=== The records ===

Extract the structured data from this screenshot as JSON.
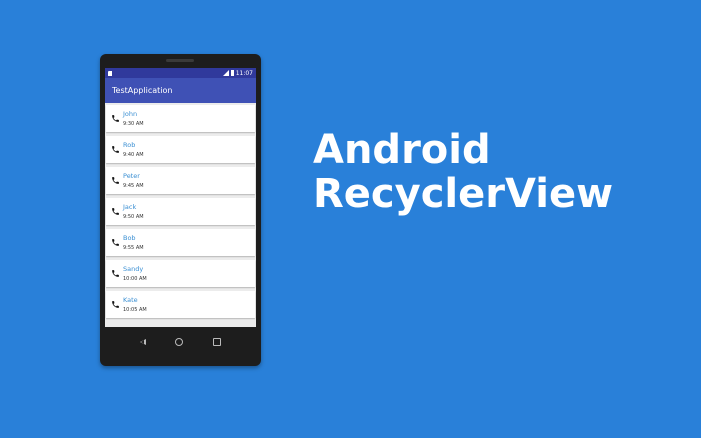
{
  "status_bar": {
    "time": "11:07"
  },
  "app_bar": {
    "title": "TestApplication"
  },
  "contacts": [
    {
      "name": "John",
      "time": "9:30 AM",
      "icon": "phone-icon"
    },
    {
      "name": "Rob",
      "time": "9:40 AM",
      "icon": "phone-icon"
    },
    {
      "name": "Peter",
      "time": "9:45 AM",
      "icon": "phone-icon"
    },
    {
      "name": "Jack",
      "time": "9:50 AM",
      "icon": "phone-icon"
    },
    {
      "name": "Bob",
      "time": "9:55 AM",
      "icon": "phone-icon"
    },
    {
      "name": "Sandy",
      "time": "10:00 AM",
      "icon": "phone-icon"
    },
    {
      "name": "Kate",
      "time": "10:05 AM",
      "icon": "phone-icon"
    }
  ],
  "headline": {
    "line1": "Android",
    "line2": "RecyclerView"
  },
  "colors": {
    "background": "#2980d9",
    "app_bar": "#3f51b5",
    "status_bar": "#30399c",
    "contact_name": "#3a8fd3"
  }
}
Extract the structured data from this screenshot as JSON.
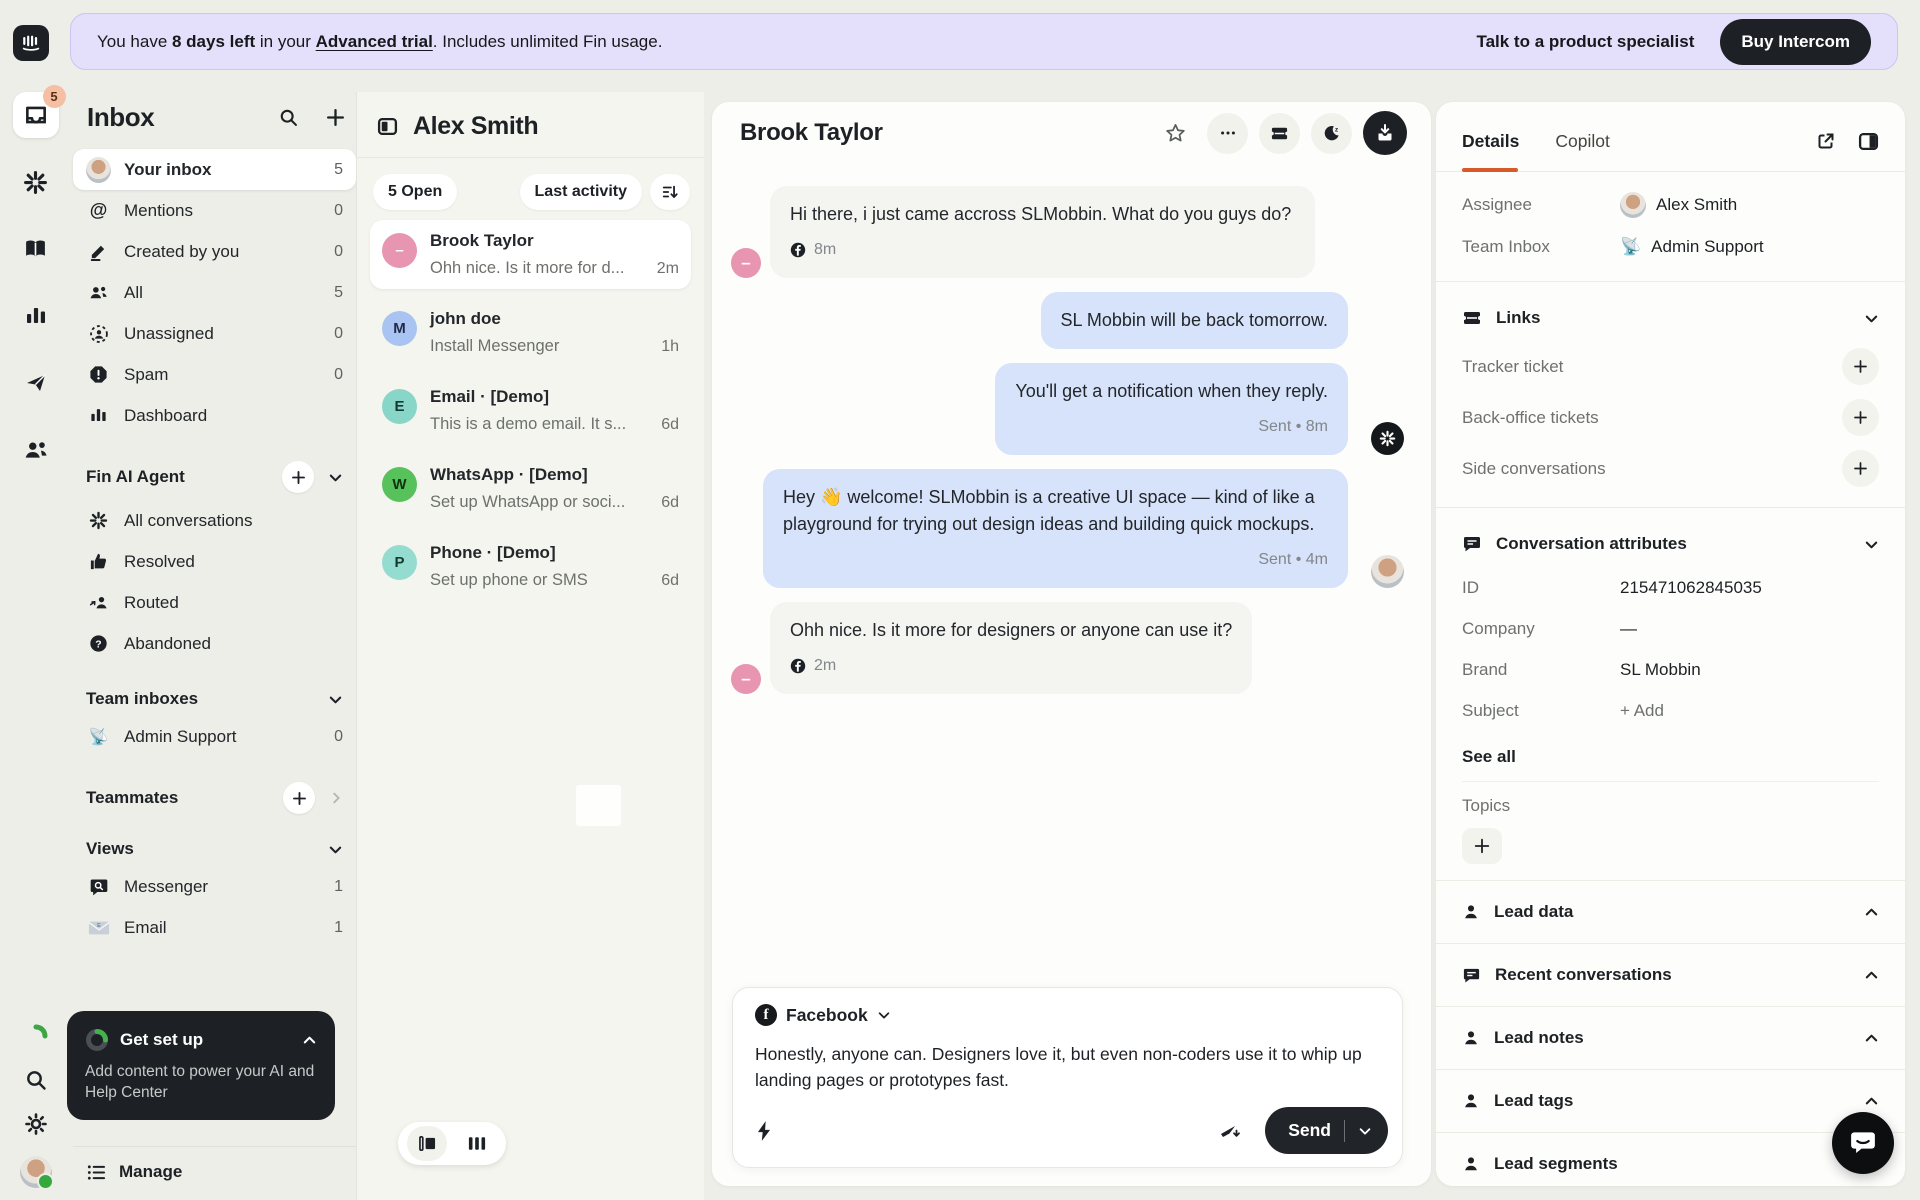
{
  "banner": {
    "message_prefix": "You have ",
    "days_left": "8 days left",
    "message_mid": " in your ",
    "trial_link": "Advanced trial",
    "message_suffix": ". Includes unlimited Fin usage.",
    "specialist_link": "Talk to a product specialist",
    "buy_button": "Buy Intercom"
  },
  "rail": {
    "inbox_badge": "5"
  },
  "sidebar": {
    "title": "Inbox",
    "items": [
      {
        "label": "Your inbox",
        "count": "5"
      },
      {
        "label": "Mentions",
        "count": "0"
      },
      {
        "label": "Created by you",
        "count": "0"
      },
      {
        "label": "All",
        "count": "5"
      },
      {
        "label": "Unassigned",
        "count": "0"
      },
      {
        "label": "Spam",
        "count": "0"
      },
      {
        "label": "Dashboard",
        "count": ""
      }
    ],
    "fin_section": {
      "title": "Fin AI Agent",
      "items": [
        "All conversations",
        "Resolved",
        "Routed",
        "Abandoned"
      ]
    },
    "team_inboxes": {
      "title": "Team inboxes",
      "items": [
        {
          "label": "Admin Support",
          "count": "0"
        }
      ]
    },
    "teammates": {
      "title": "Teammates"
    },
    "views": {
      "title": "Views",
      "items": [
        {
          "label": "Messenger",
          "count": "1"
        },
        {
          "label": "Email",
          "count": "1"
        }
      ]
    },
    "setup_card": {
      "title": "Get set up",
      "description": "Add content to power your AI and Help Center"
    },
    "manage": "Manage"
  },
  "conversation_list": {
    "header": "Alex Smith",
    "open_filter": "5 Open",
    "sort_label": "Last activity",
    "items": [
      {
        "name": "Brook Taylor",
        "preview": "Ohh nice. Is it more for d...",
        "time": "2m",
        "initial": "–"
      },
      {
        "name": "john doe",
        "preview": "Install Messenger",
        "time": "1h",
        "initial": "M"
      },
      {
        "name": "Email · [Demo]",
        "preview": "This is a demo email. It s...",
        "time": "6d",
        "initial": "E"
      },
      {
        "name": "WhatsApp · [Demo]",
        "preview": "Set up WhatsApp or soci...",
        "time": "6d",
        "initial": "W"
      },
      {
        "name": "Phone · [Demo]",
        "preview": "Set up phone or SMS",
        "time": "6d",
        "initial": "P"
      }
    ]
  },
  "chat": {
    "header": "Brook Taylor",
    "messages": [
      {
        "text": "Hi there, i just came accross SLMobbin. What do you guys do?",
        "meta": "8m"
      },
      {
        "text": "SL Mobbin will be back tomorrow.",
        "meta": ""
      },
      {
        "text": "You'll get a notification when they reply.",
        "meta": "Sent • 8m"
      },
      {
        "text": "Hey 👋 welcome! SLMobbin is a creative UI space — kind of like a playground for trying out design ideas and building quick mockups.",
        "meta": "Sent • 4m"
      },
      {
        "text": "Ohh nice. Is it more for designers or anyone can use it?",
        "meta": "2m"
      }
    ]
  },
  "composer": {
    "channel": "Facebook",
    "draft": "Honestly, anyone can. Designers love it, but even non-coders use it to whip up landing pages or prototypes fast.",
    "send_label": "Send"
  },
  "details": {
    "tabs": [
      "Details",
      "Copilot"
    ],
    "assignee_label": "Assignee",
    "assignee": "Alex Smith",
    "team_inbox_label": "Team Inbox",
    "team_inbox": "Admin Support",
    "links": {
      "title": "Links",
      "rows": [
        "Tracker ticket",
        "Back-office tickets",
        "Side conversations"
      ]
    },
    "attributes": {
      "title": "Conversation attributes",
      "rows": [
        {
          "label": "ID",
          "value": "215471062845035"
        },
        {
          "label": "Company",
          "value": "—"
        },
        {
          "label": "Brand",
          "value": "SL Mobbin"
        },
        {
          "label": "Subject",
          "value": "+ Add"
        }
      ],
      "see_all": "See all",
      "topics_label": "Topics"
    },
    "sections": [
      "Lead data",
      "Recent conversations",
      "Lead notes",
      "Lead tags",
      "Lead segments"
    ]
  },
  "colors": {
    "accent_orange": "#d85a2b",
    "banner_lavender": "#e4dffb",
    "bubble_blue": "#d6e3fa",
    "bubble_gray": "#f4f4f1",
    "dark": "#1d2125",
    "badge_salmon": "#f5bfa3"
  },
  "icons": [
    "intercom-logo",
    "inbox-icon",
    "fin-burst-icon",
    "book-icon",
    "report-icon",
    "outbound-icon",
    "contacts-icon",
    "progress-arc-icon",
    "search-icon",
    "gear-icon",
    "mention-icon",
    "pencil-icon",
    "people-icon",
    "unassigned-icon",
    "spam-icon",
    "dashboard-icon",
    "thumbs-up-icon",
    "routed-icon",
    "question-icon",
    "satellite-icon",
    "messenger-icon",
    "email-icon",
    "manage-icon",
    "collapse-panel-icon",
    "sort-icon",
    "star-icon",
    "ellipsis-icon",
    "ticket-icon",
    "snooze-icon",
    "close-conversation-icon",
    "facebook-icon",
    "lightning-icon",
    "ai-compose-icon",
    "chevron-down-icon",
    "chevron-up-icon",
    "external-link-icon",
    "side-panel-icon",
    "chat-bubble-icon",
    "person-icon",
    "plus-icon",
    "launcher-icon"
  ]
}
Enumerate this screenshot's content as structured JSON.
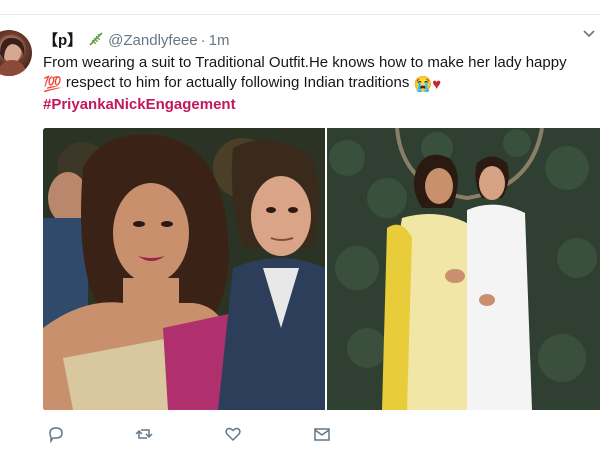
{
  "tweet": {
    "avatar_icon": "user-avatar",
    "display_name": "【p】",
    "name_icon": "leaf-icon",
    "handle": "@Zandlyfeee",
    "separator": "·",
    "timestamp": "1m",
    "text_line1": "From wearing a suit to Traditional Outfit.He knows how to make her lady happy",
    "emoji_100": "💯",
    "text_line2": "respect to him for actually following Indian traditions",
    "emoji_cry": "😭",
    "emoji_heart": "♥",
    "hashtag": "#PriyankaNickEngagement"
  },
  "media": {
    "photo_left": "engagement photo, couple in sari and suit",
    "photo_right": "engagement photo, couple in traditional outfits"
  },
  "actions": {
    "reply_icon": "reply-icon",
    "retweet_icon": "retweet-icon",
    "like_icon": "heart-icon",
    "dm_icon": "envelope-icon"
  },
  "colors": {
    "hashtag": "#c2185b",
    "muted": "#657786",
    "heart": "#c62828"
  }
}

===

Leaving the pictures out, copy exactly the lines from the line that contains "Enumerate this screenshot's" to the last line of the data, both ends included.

Reply to the task:
Enumerate this screenshot's content as structured JSON.
{
  "tweet": {
    "avatar_icon": "user-avatar",
    "display_name": "【p】",
    "name_icon": "leaf-icon",
    "handle": "@Zandlyfeee",
    "separator": "·",
    "timestamp": "1m",
    "text_line1": "From wearing a suit to Traditional Outfit.He knows how to make her lady happy",
    "emoji_100": "💯",
    "text_line2": "respect to him for actually following Indian traditions",
    "emoji_cry": "😭",
    "emoji_heart": "♥",
    "hashtag": "#PriyankaNickEngagement"
  },
  "media": {
    "photo_left": "engagement photo, couple in sari and suit",
    "photo_right": "engagement photo, couple in traditional outfits"
  },
  "actions": {
    "reply_icon": "reply-icon",
    "retweet_icon": "retweet-icon",
    "like_icon": "heart-icon",
    "dm_icon": "envelope-icon"
  },
  "colors": {
    "hashtag": "#c2185b",
    "muted": "#657786",
    "heart": "#c62828"
  }
}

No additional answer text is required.